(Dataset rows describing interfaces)
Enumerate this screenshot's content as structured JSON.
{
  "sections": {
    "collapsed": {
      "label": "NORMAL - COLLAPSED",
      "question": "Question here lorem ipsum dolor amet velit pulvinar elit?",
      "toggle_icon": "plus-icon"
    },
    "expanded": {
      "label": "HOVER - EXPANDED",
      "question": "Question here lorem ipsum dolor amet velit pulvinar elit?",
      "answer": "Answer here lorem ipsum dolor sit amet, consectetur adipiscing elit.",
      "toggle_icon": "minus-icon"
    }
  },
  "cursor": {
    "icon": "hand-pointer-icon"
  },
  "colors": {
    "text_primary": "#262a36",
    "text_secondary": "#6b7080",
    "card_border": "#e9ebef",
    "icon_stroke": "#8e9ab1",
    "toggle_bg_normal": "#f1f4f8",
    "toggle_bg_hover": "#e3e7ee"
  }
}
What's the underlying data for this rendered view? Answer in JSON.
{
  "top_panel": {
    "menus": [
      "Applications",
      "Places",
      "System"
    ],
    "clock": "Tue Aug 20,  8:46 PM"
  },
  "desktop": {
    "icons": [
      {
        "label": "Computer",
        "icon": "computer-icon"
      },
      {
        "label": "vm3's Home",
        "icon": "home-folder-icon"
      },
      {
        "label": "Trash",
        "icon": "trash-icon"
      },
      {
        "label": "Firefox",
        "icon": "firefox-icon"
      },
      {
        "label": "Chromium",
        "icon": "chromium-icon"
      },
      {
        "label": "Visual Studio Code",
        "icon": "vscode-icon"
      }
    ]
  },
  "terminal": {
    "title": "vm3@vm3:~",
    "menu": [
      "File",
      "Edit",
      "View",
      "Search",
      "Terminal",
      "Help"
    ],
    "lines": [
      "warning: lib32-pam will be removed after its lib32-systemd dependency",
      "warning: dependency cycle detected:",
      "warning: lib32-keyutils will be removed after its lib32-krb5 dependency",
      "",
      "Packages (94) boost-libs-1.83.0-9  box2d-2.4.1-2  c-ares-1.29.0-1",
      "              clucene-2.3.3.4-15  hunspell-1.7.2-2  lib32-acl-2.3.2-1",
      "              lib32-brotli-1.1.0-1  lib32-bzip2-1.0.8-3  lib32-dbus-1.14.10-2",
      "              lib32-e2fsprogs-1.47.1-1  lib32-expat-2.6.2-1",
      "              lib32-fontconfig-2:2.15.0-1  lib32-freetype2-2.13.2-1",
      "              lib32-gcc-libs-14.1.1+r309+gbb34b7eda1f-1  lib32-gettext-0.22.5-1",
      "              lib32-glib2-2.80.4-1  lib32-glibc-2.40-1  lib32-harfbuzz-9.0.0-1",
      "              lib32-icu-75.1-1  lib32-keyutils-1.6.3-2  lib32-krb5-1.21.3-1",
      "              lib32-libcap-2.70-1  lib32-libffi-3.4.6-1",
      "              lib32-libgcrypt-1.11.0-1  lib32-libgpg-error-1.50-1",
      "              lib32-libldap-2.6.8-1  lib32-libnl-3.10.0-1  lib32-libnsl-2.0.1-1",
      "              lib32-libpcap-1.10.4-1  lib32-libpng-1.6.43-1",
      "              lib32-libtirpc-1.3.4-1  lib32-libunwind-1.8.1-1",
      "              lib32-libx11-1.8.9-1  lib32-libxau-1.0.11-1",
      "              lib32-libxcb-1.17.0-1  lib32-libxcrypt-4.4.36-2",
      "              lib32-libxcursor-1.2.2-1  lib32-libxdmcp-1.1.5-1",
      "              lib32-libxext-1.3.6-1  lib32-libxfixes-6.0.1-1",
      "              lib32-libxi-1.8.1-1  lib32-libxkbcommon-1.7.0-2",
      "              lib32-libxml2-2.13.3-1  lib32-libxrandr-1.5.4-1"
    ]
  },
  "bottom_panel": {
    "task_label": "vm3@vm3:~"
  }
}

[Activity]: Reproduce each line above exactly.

[Written response]:
Enumerate this screenshot's content as structured JSON.
{
  "sections": {
    "collapsed": {
      "label": "NORMAL - COLLAPSED",
      "question": "Question here lorem ipsum dolor amet velit pulvinar elit?",
      "toggle_icon": "plus-icon"
    },
    "expanded": {
      "label": "HOVER - EXPANDED",
      "question": "Question here lorem ipsum dolor amet velit pulvinar elit?",
      "answer": "Answer here lorem ipsum dolor sit amet, consectetur adipiscing elit.",
      "toggle_icon": "minus-icon"
    }
  },
  "cursor": {
    "icon": "hand-pointer-icon"
  },
  "colors": {
    "text_primary": "#262a36",
    "text_secondary": "#6b7080",
    "card_border": "#e9ebef",
    "icon_stroke": "#8e9ab1",
    "toggle_bg_normal": "#f1f4f8",
    "toggle_bg_hover": "#e3e7ee"
  }
}
What's the underlying data for this rendered view? Answer in JSON.
{
  "top_panel": {
    "menus": [
      "Applications",
      "Places",
      "System"
    ],
    "clock": "Tue Aug 20,  8:46 PM"
  },
  "desktop": {
    "icons": [
      {
        "label": "Computer",
        "icon": "computer-icon"
      },
      {
        "label": "vm3's Home",
        "icon": "home-folder-icon"
      },
      {
        "label": "Trash",
        "icon": "trash-icon"
      },
      {
        "label": "Firefox",
        "icon": "firefox-icon"
      },
      {
        "label": "Chromium",
        "icon": "chromium-icon"
      },
      {
        "label": "Visual Studio Code",
        "icon": "vscode-icon"
      }
    ]
  },
  "terminal": {
    "title": "vm3@vm3:~",
    "menu": [
      "File",
      "Edit",
      "View",
      "Search",
      "Terminal",
      "Help"
    ],
    "lines": [
      "warning: lib32-pam will be removed after its lib32-systemd dependency",
      "warning: dependency cycle detected:",
      "warning: lib32-keyutils will be removed after its lib32-krb5 dependency",
      "",
      "Packages (94) boost-libs-1.83.0-9  box2d-2.4.1-2  c-ares-1.29.0-1",
      "              clucene-2.3.3.4-15  hunspell-1.7.2-2  lib32-acl-2.3.2-1",
      "              lib32-brotli-1.1.0-1  lib32-bzip2-1.0.8-3  lib32-dbus-1.14.10-2",
      "              lib32-e2fsprogs-1.47.1-1  lib32-expat-2.6.2-1",
      "              lib32-fontconfig-2:2.15.0-1  lib32-freetype2-2.13.2-1",
      "              lib32-gcc-libs-14.1.1+r309+gbb34b7eda1f-1  lib32-gettext-0.22.5-1",
      "              lib32-glib2-2.80.4-1  lib32-glibc-2.40-1  lib32-harfbuzz-9.0.0-1",
      "              lib32-icu-75.1-1  lib32-keyutils-1.6.3-2  lib32-krb5-1.21.3-1",
      "              lib32-libcap-2.70-1  lib32-libffi-3.4.6-1",
      "              lib32-libgcrypt-1.11.0-1  lib32-libgpg-error-1.50-1",
      "              lib32-libldap-2.6.8-1  lib32-libnl-3.10.0-1  lib32-libnsl-2.0.1-1",
      "              lib32-libpcap-1.10.4-1  lib32-libpng-1.6.43-1",
      "              lib32-libtirpc-1.3.4-1  lib32-libunwind-1.8.1-1",
      "              lib32-libx11-1.8.9-1  lib32-libxau-1.0.11-1",
      "              lib32-libxcb-1.17.0-1  lib32-libxcrypt-4.4.36-2",
      "              lib32-libxcursor-1.2.2-1  lib32-libxdmcp-1.1.5-1",
      "              lib32-libxext-1.3.6-1  lib32-libxfixes-6.0.1-1",
      "              lib32-libxi-1.8.1-1  lib32-libxkbcommon-1.7.0-2",
      "              lib32-libxml2-2.13.3-1  lib32-libxrandr-1.5.4-1"
    ]
  },
  "bottom_panel": {
    "task_label": "vm3@vm3:~"
  }
}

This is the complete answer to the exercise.